- "Baronetess". Collins Dictionary. n.d. Retrieved 23 September 2014.
- Stubbs, Vol. II, Part IV, p 303
- Debrett's Correct Form. Addressing the family of a Baronet.
- Leigh Rayment's baronetage: Draper to Dymoke
- (See page B 599 of the Baronetage section of the latest edition of Debrett.)
- Collins, 1741, p.287
- Collins, Arthur, The English Baronetage: Containing a Genealogical and Historical Account of all the English Baronets now Existing, Volume 4, London, 1741, p.287

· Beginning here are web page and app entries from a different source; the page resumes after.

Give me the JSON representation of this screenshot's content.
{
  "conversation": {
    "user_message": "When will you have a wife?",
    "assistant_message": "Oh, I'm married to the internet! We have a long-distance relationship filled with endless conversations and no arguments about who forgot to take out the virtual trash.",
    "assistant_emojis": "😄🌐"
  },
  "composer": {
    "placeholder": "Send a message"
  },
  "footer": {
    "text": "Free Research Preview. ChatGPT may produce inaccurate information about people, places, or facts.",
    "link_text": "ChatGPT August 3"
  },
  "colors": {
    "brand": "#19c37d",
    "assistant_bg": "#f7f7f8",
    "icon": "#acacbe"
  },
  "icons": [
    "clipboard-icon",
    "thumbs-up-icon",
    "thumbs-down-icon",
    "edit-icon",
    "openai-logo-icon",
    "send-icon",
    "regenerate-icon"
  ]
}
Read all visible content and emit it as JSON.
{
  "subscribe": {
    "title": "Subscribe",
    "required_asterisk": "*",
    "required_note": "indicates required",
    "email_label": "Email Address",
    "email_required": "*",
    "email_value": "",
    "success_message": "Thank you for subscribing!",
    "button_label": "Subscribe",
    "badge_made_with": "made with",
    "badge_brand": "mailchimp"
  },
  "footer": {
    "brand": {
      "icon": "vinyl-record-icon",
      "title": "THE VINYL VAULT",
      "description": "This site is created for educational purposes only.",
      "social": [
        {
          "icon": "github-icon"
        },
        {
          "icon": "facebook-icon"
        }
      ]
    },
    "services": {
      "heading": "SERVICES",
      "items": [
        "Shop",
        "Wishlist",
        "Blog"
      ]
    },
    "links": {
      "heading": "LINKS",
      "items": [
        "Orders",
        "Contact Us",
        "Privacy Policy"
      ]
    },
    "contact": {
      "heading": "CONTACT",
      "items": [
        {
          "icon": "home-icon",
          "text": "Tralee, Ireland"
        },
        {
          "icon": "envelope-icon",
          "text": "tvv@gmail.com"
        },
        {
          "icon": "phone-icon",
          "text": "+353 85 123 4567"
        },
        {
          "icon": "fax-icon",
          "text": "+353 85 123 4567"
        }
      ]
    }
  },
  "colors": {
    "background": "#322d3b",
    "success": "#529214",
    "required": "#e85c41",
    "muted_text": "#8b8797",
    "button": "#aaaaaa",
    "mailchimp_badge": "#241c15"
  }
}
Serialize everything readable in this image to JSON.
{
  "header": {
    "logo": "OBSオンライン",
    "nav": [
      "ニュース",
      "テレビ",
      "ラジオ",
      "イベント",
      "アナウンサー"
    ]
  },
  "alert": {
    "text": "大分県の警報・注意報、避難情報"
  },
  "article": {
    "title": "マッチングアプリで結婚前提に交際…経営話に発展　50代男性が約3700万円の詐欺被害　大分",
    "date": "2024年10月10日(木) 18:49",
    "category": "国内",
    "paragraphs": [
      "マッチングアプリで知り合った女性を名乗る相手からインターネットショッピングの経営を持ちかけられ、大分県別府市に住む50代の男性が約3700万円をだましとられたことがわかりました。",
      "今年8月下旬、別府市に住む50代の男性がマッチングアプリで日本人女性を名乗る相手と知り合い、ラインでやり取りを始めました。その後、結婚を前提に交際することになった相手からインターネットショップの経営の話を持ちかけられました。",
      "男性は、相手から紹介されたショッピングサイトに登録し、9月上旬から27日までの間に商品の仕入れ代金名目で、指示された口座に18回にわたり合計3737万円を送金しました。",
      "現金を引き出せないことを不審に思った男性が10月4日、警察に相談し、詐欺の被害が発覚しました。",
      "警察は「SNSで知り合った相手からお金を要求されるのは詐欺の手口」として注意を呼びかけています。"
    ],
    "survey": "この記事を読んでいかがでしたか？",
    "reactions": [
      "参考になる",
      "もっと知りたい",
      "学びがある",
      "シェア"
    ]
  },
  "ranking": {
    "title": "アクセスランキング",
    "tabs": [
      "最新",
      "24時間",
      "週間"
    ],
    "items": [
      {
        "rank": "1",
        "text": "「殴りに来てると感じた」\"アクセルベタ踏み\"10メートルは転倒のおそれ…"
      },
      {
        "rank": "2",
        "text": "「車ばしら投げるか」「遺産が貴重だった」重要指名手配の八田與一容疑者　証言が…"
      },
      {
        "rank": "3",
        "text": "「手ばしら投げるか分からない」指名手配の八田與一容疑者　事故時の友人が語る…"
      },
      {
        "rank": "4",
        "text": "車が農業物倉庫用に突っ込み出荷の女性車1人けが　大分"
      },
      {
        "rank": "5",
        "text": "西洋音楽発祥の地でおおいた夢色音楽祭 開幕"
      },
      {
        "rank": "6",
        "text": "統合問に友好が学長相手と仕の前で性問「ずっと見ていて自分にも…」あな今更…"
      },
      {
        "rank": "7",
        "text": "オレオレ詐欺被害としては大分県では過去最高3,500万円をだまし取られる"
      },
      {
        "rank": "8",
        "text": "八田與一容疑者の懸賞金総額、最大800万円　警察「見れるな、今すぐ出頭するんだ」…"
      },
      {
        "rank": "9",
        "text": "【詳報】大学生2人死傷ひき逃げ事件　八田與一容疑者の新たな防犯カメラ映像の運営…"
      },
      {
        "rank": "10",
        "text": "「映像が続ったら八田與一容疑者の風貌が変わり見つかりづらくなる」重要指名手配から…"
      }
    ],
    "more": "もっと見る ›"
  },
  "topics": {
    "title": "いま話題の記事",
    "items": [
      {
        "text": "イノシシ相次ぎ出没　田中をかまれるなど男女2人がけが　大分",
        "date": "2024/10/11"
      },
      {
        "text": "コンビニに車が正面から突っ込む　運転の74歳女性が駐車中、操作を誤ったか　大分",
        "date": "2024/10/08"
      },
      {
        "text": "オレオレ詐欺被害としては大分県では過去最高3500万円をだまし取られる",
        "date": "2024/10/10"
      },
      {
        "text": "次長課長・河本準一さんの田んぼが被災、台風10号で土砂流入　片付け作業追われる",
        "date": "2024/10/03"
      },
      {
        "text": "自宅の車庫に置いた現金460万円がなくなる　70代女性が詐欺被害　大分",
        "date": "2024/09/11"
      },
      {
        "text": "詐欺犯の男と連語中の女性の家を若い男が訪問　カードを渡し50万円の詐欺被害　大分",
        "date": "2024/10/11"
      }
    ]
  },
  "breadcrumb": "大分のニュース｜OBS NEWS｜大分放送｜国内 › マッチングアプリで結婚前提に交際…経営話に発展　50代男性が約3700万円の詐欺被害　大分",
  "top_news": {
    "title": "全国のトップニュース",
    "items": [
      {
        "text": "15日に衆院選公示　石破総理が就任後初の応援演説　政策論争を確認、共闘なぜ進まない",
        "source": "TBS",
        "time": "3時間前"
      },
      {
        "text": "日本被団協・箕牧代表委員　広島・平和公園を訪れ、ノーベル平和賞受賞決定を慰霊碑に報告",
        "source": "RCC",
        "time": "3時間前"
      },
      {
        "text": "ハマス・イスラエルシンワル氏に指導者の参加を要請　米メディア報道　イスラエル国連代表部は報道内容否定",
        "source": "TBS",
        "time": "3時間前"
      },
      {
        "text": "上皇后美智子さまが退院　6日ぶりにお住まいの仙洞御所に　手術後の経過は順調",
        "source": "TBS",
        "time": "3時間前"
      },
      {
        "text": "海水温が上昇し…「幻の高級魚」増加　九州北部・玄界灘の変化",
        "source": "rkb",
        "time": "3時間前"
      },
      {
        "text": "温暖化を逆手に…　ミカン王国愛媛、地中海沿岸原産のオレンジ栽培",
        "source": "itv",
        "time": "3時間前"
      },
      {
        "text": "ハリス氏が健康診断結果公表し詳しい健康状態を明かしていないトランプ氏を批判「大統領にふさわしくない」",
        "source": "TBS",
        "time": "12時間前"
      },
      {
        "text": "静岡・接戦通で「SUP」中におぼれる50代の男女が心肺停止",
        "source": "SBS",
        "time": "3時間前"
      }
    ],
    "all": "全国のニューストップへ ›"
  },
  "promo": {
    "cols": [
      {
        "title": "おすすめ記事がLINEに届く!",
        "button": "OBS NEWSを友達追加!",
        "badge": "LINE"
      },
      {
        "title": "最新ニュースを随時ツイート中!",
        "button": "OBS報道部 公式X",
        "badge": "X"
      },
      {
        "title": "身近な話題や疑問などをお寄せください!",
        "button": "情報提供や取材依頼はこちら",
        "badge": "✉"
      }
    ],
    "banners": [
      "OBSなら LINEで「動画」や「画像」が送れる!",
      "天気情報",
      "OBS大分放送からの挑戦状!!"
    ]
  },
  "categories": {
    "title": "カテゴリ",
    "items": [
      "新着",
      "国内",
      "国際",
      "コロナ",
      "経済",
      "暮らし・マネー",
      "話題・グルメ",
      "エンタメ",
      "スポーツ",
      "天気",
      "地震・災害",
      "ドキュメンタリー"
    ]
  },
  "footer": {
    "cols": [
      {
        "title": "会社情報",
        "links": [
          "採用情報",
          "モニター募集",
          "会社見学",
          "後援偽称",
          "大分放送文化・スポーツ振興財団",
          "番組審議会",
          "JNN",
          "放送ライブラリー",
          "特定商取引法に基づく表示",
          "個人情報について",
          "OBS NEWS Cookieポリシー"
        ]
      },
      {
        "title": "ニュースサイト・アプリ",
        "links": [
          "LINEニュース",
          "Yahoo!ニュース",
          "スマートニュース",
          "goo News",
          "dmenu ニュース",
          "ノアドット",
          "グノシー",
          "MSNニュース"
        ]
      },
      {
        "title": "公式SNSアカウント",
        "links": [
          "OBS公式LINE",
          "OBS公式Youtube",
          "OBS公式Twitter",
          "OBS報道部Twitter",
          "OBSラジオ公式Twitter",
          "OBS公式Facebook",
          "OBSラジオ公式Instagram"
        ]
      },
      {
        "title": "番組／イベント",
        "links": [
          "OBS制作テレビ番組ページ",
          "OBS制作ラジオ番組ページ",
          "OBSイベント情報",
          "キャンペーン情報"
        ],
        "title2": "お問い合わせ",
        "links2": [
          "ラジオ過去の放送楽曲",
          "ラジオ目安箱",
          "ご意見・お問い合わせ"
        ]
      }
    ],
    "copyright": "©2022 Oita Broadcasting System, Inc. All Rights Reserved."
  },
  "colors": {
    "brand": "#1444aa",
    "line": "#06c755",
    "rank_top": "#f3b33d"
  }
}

- Collins, 1741, vol.4, p.287
- Debrett's Peerage, 1968, p.1235
- Debrett's Peerage, 1968, p.1235
- Sir Martin Lindsay of Dowhill, Bt (1979). The Baronetage, 2nd edition.
- "Baronetage decline since 1965". Retrieved 21 September 2015.
- Cokayne, vol ii, pp277-280
- Cokayne, vol ii, p 280
- Cokayne, vol i, pp223-224
- Cokayne, vol ii, p 224
- "Baronial family von Friesendorff" (in Swedish). The House of Knights. Retrieved 30 November 2013.
- Sir Martin Lindsay of Dowhill, Bt (1979). The Baronetage, 2nd edition. (published by the author).
- William Stubbs (1883). Chronicles of the Reigns of Edward I and Edward II, Vol. 2, Part IV - Vita Et Mors Edwardi II Conscripta A Thoma de la Moore. Longman & Co., et al.
- Debrett's website
|Wikisource has the text of the 1911 Encyclopædia Britannica article Baronet.|
- The Official Roll of the Baronets
- The Baronetage of England, Ireland, Nova Scotia, Great Britain and the United Kingdom
- Baronet's badge
- Letters patent
- Addressing a baronet